Chinese Group Proposes Major Garment Manufacturing Hub in Northern Myanmar
By Nan Lwin 26 January 2021
YANGON—A Chinese textile group has submitted a proposal to implement an international textile manufacturing cluster project in a major town in Sagaing Region, an economic hub for Upper Myanmar, at an expected cost of more than US$370 million (493.49 billion kyats).
The Ministry of Planning, Finance and Industry (MOPFI) said China’s Jiangsu province-based Eastern Development International (Myanmar) Co. Ltd. (Dongzhan Textile Group – China) made an unsolicited proposal for the project in Sagaing city, which if accepted would be the first textile-based industrial cluster to be developed in the country.
According to the government’s investment agency, the Directorate of Investment and Company Administration (DICA), Eastern Development International (Myanmar) Co. Ltd. registered in 2018 as a manufacturer of wearing apparel. Both directors of the company are Chinese citizens and it is wholly owned by foreign citizens.
Textile manufacturing is one of the leading industries in Sagaing city, and the region is home to a number of the country’s major state-owned textile factories. Sagaing Region borders India and its economy is largely dependent on trade with the country.
The Myanmar Project Bank said the proposed project will comprise two phases at an estimated total cost of $371.40 million on 356.47 acres in Sagaing owned by No. 3 Heavy Industries Enterprise, a state-owned company.

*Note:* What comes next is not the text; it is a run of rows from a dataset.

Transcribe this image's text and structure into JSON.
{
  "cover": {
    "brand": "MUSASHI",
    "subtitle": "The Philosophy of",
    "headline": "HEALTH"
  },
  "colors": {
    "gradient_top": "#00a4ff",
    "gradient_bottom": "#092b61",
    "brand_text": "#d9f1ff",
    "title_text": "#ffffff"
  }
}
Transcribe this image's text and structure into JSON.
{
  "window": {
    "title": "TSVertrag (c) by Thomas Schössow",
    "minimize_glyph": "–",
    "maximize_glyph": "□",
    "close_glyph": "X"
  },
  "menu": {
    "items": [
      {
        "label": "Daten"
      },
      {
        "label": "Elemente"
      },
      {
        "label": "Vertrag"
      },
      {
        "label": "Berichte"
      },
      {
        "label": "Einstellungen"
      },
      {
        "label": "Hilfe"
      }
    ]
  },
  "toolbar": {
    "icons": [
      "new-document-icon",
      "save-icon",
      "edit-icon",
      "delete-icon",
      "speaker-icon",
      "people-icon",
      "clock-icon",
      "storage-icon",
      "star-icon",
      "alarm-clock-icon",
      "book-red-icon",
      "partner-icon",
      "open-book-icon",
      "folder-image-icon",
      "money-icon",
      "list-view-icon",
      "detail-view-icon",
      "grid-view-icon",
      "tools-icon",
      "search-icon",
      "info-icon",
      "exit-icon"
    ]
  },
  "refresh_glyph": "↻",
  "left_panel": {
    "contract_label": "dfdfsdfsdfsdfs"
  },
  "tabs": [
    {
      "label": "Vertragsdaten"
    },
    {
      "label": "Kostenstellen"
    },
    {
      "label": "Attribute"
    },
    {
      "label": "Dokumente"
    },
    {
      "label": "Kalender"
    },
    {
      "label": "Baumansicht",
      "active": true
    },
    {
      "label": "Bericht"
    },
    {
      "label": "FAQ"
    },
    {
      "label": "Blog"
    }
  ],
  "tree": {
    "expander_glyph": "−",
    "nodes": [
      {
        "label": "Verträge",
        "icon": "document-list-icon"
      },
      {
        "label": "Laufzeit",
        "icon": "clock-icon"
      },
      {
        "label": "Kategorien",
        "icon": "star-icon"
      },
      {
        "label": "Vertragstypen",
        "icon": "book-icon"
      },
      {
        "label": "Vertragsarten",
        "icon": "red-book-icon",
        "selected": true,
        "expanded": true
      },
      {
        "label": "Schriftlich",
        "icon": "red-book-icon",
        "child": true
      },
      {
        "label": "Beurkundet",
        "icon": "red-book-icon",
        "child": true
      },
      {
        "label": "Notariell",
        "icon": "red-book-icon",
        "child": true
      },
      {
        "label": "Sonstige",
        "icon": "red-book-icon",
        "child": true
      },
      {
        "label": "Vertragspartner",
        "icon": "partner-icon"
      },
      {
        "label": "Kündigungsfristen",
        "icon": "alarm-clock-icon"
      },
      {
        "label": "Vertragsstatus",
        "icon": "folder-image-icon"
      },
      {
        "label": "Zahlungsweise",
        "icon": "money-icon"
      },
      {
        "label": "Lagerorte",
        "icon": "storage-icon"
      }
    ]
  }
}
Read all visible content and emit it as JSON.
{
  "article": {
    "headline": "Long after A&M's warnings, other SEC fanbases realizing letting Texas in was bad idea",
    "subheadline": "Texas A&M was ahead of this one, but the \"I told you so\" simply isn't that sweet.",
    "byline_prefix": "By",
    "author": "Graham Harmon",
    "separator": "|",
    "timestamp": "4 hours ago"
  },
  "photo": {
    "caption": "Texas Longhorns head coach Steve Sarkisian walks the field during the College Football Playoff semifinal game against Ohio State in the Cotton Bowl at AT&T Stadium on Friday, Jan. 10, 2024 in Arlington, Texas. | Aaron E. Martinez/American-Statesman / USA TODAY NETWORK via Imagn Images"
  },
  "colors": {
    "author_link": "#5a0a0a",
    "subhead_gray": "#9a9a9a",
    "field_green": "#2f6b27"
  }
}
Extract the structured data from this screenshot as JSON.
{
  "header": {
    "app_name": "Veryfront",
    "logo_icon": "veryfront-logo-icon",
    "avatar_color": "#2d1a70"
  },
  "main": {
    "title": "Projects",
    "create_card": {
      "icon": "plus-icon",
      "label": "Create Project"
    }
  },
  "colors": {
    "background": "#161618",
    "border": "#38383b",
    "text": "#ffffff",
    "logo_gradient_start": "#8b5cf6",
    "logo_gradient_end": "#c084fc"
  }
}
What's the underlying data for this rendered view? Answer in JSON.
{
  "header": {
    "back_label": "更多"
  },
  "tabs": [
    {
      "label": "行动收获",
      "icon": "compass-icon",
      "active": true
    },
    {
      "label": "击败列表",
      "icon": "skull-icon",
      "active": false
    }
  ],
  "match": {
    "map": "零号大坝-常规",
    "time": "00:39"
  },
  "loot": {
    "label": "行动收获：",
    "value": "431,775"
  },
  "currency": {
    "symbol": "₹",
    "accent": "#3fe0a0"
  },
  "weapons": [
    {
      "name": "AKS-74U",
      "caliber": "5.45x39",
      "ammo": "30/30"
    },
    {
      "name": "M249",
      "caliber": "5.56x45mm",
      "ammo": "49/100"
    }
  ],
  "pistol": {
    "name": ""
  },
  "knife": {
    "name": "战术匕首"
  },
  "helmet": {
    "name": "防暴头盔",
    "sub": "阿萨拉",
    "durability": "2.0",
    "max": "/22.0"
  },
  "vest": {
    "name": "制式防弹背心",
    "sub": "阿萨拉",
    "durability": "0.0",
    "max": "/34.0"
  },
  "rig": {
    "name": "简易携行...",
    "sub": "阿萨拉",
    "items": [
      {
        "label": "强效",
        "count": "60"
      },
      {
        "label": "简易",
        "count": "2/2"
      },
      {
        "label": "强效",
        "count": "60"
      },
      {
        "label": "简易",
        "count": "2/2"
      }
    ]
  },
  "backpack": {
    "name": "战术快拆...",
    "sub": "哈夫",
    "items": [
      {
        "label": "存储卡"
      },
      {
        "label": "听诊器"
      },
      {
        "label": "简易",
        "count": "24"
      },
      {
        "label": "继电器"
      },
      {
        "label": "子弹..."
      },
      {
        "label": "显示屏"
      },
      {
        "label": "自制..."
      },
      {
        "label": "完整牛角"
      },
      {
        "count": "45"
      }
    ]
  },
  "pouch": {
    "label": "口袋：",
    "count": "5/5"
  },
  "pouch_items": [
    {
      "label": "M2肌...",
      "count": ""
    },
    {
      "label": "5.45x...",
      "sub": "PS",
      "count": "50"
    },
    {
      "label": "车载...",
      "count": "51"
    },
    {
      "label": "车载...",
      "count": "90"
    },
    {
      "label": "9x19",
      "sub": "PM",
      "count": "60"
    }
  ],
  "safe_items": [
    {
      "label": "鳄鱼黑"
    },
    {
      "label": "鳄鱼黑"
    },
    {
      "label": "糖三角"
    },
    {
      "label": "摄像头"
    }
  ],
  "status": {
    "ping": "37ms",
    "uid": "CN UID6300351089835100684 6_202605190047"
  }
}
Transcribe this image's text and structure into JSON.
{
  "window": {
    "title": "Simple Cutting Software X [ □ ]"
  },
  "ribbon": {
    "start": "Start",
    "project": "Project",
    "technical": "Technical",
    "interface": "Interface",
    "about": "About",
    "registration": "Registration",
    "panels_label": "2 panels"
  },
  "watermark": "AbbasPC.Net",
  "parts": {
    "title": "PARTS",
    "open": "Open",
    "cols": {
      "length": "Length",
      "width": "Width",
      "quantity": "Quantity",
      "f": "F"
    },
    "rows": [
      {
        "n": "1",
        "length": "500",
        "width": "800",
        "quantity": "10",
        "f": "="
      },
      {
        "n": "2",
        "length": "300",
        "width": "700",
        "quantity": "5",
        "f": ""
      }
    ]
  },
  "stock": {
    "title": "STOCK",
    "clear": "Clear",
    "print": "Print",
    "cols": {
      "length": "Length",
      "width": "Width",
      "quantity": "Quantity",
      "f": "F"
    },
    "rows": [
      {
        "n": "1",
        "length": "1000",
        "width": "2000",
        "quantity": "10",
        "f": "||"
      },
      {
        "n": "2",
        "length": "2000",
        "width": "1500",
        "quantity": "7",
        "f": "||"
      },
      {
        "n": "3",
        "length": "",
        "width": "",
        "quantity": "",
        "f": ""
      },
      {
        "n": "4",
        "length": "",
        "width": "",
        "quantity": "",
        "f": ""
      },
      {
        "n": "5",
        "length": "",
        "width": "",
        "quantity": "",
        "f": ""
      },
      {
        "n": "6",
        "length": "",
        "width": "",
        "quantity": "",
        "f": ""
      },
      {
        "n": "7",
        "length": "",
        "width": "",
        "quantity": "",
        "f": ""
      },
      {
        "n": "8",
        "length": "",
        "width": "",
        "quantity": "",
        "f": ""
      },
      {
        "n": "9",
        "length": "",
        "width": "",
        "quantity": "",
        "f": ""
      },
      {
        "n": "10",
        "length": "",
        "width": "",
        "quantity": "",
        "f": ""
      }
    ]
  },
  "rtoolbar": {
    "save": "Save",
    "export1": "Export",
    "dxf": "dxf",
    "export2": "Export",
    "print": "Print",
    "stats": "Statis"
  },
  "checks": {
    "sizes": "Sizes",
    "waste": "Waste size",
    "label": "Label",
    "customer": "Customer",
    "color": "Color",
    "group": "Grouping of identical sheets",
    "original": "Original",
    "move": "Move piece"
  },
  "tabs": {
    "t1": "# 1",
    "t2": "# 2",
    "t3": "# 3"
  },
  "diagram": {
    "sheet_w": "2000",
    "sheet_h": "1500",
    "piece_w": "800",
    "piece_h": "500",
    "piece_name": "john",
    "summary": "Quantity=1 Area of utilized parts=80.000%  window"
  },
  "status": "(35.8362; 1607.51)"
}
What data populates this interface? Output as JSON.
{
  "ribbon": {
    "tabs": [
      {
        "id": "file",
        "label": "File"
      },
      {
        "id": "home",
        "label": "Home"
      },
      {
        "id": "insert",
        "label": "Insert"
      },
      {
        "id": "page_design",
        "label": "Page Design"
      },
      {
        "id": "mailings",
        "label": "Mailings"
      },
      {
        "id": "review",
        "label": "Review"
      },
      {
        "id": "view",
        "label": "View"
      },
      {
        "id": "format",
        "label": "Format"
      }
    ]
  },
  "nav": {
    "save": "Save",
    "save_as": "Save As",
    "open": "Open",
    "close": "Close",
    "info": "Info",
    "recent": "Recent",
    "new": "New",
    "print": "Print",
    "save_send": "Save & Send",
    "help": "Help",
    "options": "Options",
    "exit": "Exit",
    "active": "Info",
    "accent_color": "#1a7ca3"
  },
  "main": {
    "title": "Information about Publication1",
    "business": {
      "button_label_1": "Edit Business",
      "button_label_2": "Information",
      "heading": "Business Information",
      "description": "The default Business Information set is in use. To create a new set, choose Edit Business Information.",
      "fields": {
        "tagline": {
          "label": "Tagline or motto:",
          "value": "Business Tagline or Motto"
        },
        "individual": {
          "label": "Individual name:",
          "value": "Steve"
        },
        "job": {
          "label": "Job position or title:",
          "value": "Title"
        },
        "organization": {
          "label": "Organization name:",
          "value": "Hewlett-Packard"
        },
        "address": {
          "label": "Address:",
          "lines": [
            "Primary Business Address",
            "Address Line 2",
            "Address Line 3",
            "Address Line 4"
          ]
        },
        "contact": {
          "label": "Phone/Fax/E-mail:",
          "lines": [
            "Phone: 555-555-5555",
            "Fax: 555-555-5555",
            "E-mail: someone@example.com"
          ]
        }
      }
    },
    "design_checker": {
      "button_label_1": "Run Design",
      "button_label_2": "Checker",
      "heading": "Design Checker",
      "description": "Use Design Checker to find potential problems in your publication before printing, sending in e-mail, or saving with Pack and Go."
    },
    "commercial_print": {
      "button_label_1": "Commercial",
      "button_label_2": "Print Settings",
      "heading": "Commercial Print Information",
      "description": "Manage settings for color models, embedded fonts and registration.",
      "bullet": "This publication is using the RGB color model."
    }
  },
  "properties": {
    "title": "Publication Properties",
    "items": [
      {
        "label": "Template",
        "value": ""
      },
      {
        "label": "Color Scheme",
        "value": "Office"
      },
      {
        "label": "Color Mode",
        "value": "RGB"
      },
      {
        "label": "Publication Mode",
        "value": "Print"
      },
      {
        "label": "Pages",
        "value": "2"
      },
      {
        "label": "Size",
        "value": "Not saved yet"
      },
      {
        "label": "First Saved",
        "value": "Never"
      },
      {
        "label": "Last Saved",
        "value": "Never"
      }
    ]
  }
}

It will involve construction of a total of 17 garment related factories, an international textile-related market at a ginning factory in Sagaing, and other related infrastructures.
According to the Project Bank, construction is expected to be complete within 10 years. Phase 1 will include construction of 12 new garment-related factories, knitting fabric factories, dyeing and printing factories, down and feather factories and residential buildings for employees.
Phase 2 will include construction of five garment related factories, an embroidery factory, a carton factory, a polyester wadding factory and the international textile related market. Under the proposal, the industrial cluster would be linked with other textile factories across Sagaing Region.
U Win Aung, general manager of No. 3 Heavy Industries under MOPFI with responsibility for the project, told The Irrawaddy that the Chinese company had already carried out a preliminary feasibility study (FS) for the project.
If the project goes ahead, it will be 100-percent wholly owned by the foreign company, he said.
However, the ministry is planning to launch a Swiss Challenge to invite other interested bidders, U Win Aung added.
The Myanmar government set out new rules last August for investors looking to submit unsolicited project proposals worth more than 2 billion kyats. Under the Swiss Challenge process, an initial development proposal put forward by a company will be made public to allow qualified firms to challenge it with better terms, on the basis that they strictly adhere to the terms and conditions of the tender assessment criteria.
U Win Aung said that the proposal for the Swiss Challenge is awaiting approval from the Union level.
He said the Swiss Challenge will be launched after the Union level gives the green light.
“The process will take at least six months. We will invite all foreign and local investors who are interested to participate in it,” he added.
The Project Bank said the project is expected to create 20,000 new jobs.
Although the Chinese company made the first proposal, U Win Aung said the official will choose the most qualified one based on their financial capability and their work experience track record, among other things.
U Win Aung said the project is a part of the government’s plan for the privatization of state-owned enterprises, adding that Myanmar intends to transform from a cut, make and pack (CMP) to a freight–on-board (FOB) basis.
Under the FOB system, international buyers have to pay Myanmar’s garment factories for the full value of the completed garments as they are loaded “on board” shipping vehicles. Currently, manufacturers in Myanmar are operating under the CMP production system, in which producers have no involvement in the design and or input sourcing processes.